The one, most important, thing that man’s search for meaning has never directly ‘caused’ is being saved, awakened, enlightened, whatever term you wish to use for communion with God and ultimate realization. This is not something that can be found, or realized, through one’s search for meaning. It is the essence of the letting go of the search, the profound peace and stillness, one finds when the futility of the search is seen in its totality, and one stops and simply abides. This is the only thing that can stop the conflict caused between those who are all searching for their individual meaning.
Futility teaches us how to surrender to the moment, to exactly what we are, by showing us that it is only our search for something that prevents us from seeing we are already what we are looking for. EVERY major religion, and philosophy, points to this truth in their own way.
What is it, in your life, that you are struggling so hard with, struggling to assign meaning to, that seems so futile, that you haven’t allowed yourself to stop and become exhausted with? There’s always something with which our usual tricks don’t work. There’s always something we can’t find a meaning to make better, something we can’t redefine nor run away from- THIS IS YOUR TEACHER. It will come back over and over again, in the same form, or different forms, until you stop your game, and sit with futility.
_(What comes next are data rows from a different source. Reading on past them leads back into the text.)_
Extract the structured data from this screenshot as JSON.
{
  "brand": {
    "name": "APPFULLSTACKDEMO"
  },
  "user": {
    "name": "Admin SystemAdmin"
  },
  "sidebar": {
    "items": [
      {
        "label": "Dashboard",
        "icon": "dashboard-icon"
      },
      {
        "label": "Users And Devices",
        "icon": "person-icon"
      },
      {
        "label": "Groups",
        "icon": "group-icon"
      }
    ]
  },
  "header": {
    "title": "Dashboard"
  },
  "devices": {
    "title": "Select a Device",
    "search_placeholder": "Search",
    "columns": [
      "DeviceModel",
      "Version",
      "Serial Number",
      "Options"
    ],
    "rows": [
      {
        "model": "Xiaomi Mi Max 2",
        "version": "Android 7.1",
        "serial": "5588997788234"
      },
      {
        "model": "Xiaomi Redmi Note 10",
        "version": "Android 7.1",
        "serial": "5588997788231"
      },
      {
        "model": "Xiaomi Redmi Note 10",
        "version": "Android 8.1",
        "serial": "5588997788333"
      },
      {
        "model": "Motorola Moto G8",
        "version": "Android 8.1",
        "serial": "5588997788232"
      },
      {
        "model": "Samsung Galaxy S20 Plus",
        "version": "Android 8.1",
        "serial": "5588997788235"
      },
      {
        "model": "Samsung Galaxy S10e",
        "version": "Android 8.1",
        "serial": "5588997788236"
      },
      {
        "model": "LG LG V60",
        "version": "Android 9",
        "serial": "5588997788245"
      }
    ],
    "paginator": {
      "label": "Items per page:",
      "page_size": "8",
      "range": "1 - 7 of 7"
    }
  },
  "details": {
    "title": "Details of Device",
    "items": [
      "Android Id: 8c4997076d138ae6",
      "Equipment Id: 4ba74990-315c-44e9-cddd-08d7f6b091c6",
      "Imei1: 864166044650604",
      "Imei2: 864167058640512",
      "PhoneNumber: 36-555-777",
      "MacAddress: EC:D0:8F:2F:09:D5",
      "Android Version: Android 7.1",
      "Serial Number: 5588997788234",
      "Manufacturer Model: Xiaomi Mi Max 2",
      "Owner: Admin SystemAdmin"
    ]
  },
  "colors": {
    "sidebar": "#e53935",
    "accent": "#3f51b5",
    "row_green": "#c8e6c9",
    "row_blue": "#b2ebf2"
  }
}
At some point, you have to become Jacob. You have to take your stand on the banks of the river of your life, and let the Angel of God come. There, you will wrestle with futility, and you will find your new name.